Malala Yousafzai, the Pakistani schoolgirl shot by the Taliban for campaigning for girls' education, has been temporarily discharged while she awaits surgery, the British hospital treating her said Friday.

Queen Elizabeth Hospital in Birmingham, west-central England, said it was delighted with the 15-year-old's progress and that she would stay with her family nearby before undergoing reconstructive surgery on her skull.

"Malala Yousafzai was discharged from Queen Elizabeth Hospital Birmingham as an inpatient yesterday (Thursday) to continue her rehabilitation at her family’s temporary home in the West Midlands," the hospital said in a statement.
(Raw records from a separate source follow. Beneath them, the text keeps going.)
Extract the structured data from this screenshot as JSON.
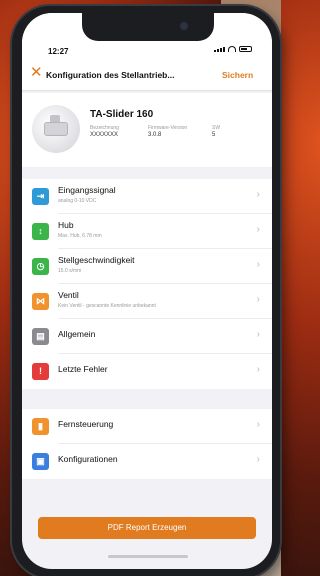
{
  "status_bar": {
    "time": "12:27"
  },
  "nav": {
    "close_icon": "close-x",
    "title": "Konfiguration des Stellantrieb...",
    "save_label": "Sichern"
  },
  "device": {
    "name": "TA-Slider 160",
    "designation_label": "Bezeichnung",
    "designation_value": "XXXXXXX",
    "firmware_label": "Firmware-Version",
    "firmware_value": "3.0.8",
    "sw_label": "SW",
    "sw_value": "5"
  },
  "menu_sections": [
    {
      "items": [
        {
          "icon": "input-signal-icon",
          "color": "#2f9bd6",
          "label": "Eingangssignal",
          "sub": "analog 0-10 VDC"
        },
        {
          "icon": "stroke-icon",
          "color": "#3bb54a",
          "label": "Hub",
          "sub": "Max. Hub, 6.78 mm"
        },
        {
          "icon": "speed-icon",
          "color": "#3bb54a",
          "label": "Stellgeschwindigkeit",
          "sub": "15.0 s/mm"
        },
        {
          "icon": "valve-icon",
          "color": "#f0932f",
          "label": "Ventil",
          "sub": "Kein Ventil - gescannte Kennlinie unbekannt"
        },
        {
          "icon": "general-icon",
          "color": "#8a8a8f",
          "label": "Allgemein",
          "sub": ""
        },
        {
          "icon": "error-icon",
          "color": "#e43b3b",
          "label": "Letzte Fehler",
          "sub": ""
        }
      ]
    },
    {
      "items": [
        {
          "icon": "remote-control-icon",
          "color": "#f0932f",
          "label": "Fernsteuerung",
          "sub": ""
        },
        {
          "icon": "configurations-icon",
          "color": "#3a7fe0",
          "label": "Konfigurationen",
          "sub": ""
        }
      ]
    }
  ],
  "footer": {
    "report_button": "PDF Report Erzeugen"
  }
}
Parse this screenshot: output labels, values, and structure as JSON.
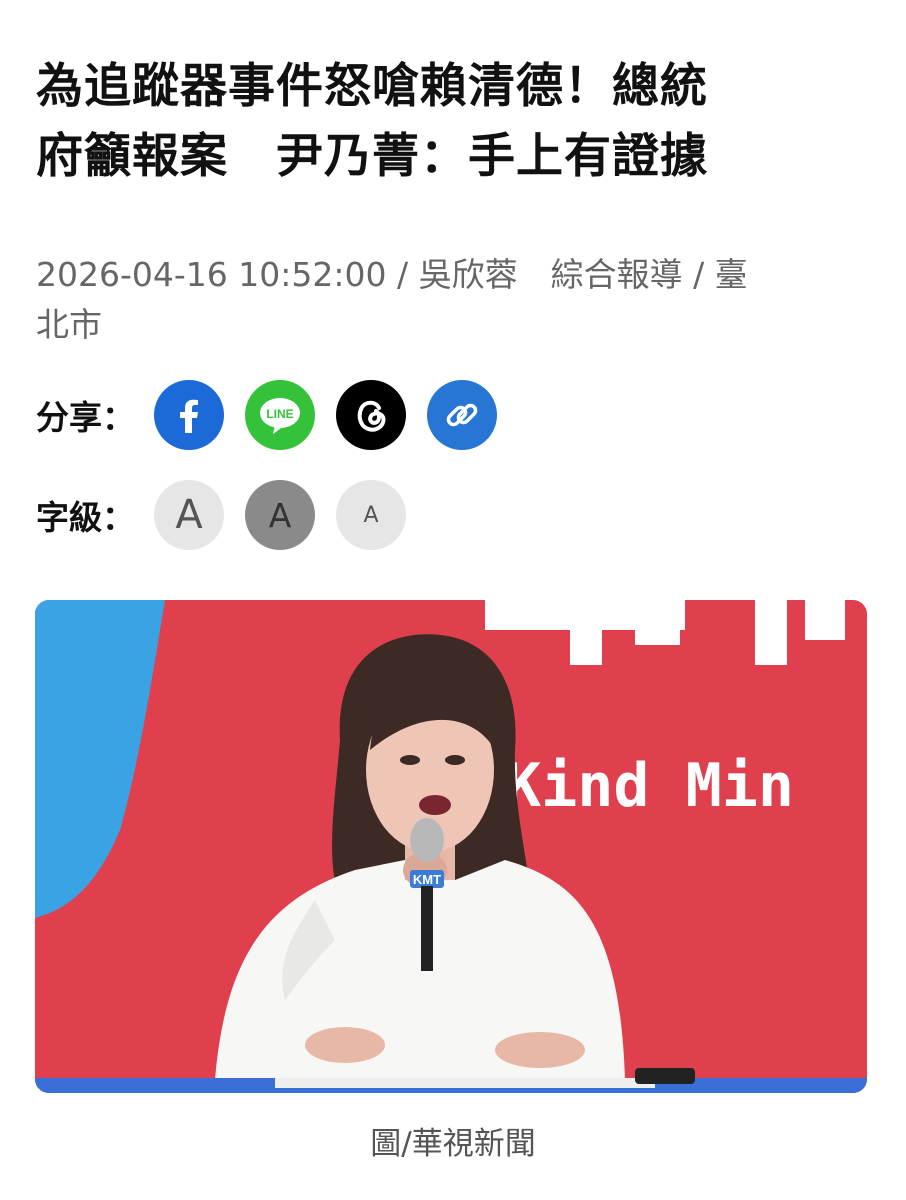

"The 15-year-old, who was shot by the Taliban for campaigning for girls' education, is well enough to be treated by the hospital as an outpatient for the next few weeks."

In an attack that shocked the world, Malala was shot in the head by a Taliban hitman as her school bus made its way through the town of Mingora in Pakistan's northwestern Swat Valley in October.

The bullet grazed her brain, coming within centimetres of killing her, travelling through her head and neck before lodging in her left shoulder.

She was airlifted to the specialist Queen Elizabeth Hospital days after the attack but had to fight off an infection in the path of the bullet and recover her strength before surgery.

"She is still due to be readmitted in late January or early February to undergo cranial reconstructive surgery as part of her long-term recovery," the hospital said.

"In the meantime she will visit the hospital regularly to attend clinical appointments."

Video released by the hospital showed Malala wearing a grey dress and cream-patterned headscarf as she walked out of her ward, waving to staff as a nurse led her by the hand.

Photographs showed her hugging a nurse at the doors.

The hospital said Malala had been regularly leaving the hospital over the past couple of weeks to visit her family at home.

"Following discussions with Malala and her medical team, we decided that she would benefit from being at home with her parents and two brothers," the hospital's medical director Dave Rosser said.

He added that medics would be visiting Malala at home ahead of her return to hospital for surgery.

"Malala is a strong young woman and has worked hard with the people caring for her to make excellent progress in her recovery," Rosser said.

British Foreign Secretary William Hague tweeted: "Delighted Malala is well enough to leave hospital. The future Pakistan she dreams of is one we must support."

In Washington, State Department spokeswoman Victoria Nuland told reporters: "Our thoughts and prayers remain with her and with the family. Her bravery and courage are just an inspiration for all of us."

Malala's father Ziauddin Yousafzai has accepted a three-year role as education attache at Pakistan's consulate in Birmingham, making it more likely that the family will remain in Britain long-term.

His daughter first rose to prominence aged just 11 with a blog for the BBC's Urdu-language service charting her life in Swat under the Taliban, whose two-year reign of terror supposedly came to an end there with an army operation in 2009.

Her attempted murder has sparked calls for her to be awarded the Nobel Peace Prize.

Pakistan is paying for her treatment at the Queen Elizabeth Hospital, which specialises in treating British soldiers wounded in Afghanistan.